Predicting that RBI will remain cautious owing to high food inflation, CARE Ratings’s Chief Economist Rajani Sinha said: “Healthy economic growth gives room to the Central Bank to maintain status quo for some more time.”

“However, in the second half of the year, as domestic inflationary concerns recede and the US Fed starts cutting rates, we can expect a shallow rate cut by RBI. On the liquidity front, RBI will continue to intervene through appropriate tools as required,” Sinha said.

Sujan Hajra, Chief Economist & Executive Director, Anand Rathi Shares and Stock Brokers, was also of view that rate cut may not happen any soon and RBI will be on wait and watch mode.
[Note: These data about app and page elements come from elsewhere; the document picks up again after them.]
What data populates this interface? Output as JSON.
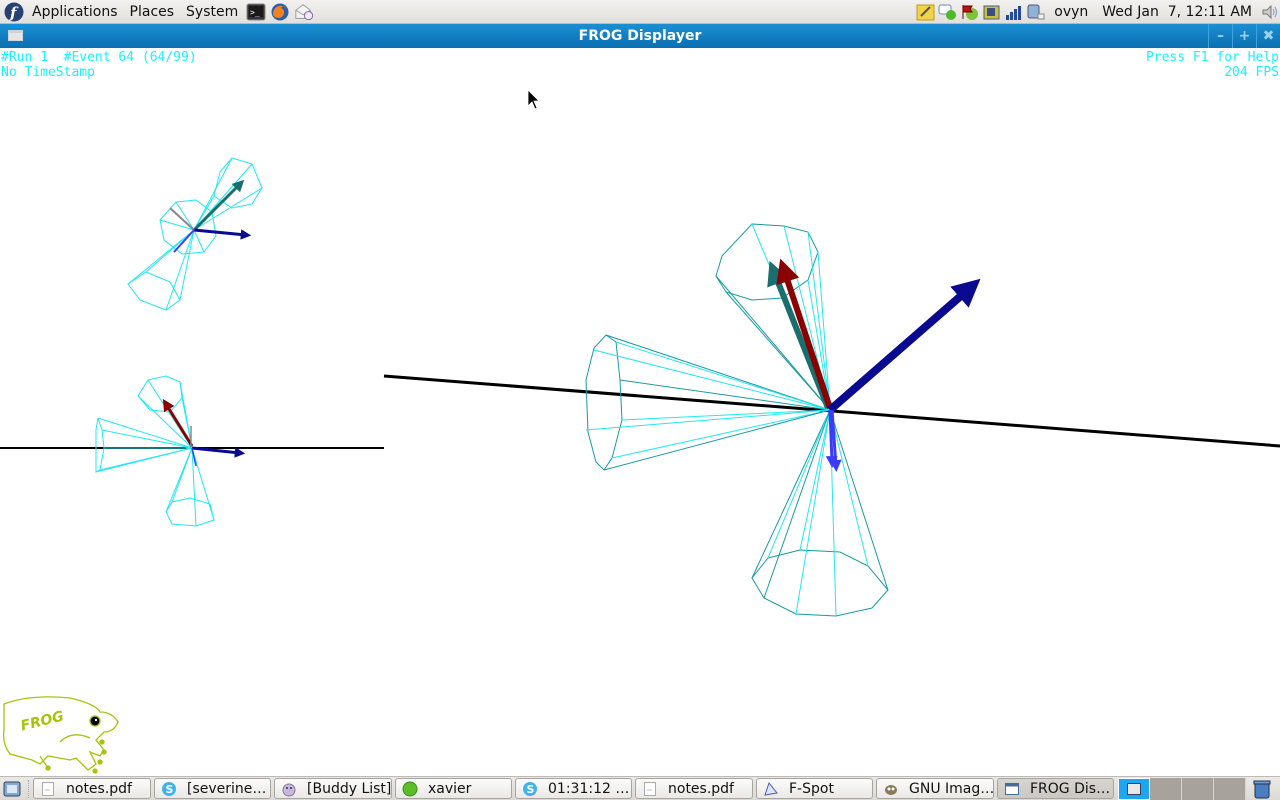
{
  "top_panel": {
    "menus": [
      "Applications",
      "Places",
      "System"
    ],
    "launchers": [
      "terminal-icon",
      "firefox-icon",
      "mail-icon"
    ],
    "tray_icons": [
      "notes-icon",
      "chat-status-icon",
      "flag-icon",
      "audio-card-icon",
      "signal-bars-icon",
      "power-icon"
    ],
    "user": "ovyn",
    "clock": "Wed Jan  7, 12:11 AM",
    "volume_icon": "speaker-icon"
  },
  "window": {
    "title": "FROG Displayer",
    "controls": {
      "minimize": "–",
      "maximize": "+",
      "close": "✖"
    }
  },
  "hud": {
    "run_event": "#Run 1  #Event 64 (64/99)",
    "timestamp": "No TimeStamp",
    "help_hint": "Press F1 for Help",
    "fps": "204 FPS"
  },
  "colors": {
    "hud_text": "#1ef0ff",
    "jet_cone": "#22e8f0",
    "jet_cone_dark": "#1a9aa0",
    "beam_axis": "#000000",
    "track_red": "#8b0000",
    "track_teal": "#1a6e6e",
    "track_blue": "#0a0a90",
    "track_light_blue": "#3b3bff",
    "logo": "#a6c40a"
  },
  "logo_text": "FROG",
  "taskbar": {
    "show_desktop_icon": "show-desktop-icon",
    "tasks": [
      {
        "label": "notes.pdf",
        "icon": "document-icon",
        "active": false
      },
      {
        "label": "[severine…",
        "icon": "skype-icon",
        "active": false
      },
      {
        "label": "[Buddy List]",
        "icon": "pidgin-icon",
        "active": false
      },
      {
        "label": "xavier",
        "icon": "status-online-icon",
        "active": false
      },
      {
        "label": "01:31:12 …",
        "icon": "skype-icon",
        "active": false
      },
      {
        "label": "notes.pdf",
        "icon": "document-icon",
        "active": false
      },
      {
        "label": "F-Spot",
        "icon": "fspot-icon",
        "active": false
      },
      {
        "label": "GNU Imag…",
        "icon": "gimp-icon",
        "active": false
      },
      {
        "label": "FROG Dis…",
        "icon": "window-icon",
        "active": true
      }
    ],
    "workspaces": 4,
    "active_workspace": 1,
    "trash_icon": "trash-icon"
  }
}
“With RBI's inflation projection of 4.5% for FY25, any expectations of cuts coming in the current year become unlikely. We think the progress in food prices will be the key monitorable for RBI's tone in the upcoming policy. Like other central banks, higher growth for the current and next year gives RBI more headroom to be on a wait-and-watch mode,” Hajra said.

As to the 7% economic growth rate for FY25 stated by RBI Governor Shaktikanta Das, Chowdhury said: “They have significantly upgraded their growth prospects for the next fiscal to 7.0%, reflecting that there are minimal concerns on economic growth at this time.”

“RBI’s assessment on global growth also appears to be positive versus last year and it also believes that central banks are unlikely to resort to a pivot within a short period. Our outlook on the domestic growth prospects are moderate with a base forecast of 6.3% for FY25, given the visible weakness in the private consumption growth which is estimated at 4.4% in FY24 in the NSO estimates,” Chowdhury said.

“On the inflation front, the base forecast for headline CPI in FY25 is set at 4.5% which in our opinion has significant upside risks if the growth really maintains such a high level of momentum and if there are even moderate risks in the monsoon behavior,” Chowdhury added.

Print the Page
Add to Favorite
Share this on :

Please comment on this story:
Subject :
(Maximum 1500 characters)  Characters left 1500
Your name:

  Customs Exchange Rates
Currency Import Export
US Dollar
UK Pound
Japanese Yen 58.85 56.85
As on 13 Aug, 2022
  Daily Poll
PM Modi's recent US visit to redefine India-US bilateral relations
 Can't say
  Commented Stories
» GIC Re's revenue from obligatory cession threatened(1)
About Us  |   Advertise with Us  
  Useful Links  |   Terms and Conditions  |   Disclaimer  |   Contact Us  
Follow Us : Facebook Twitter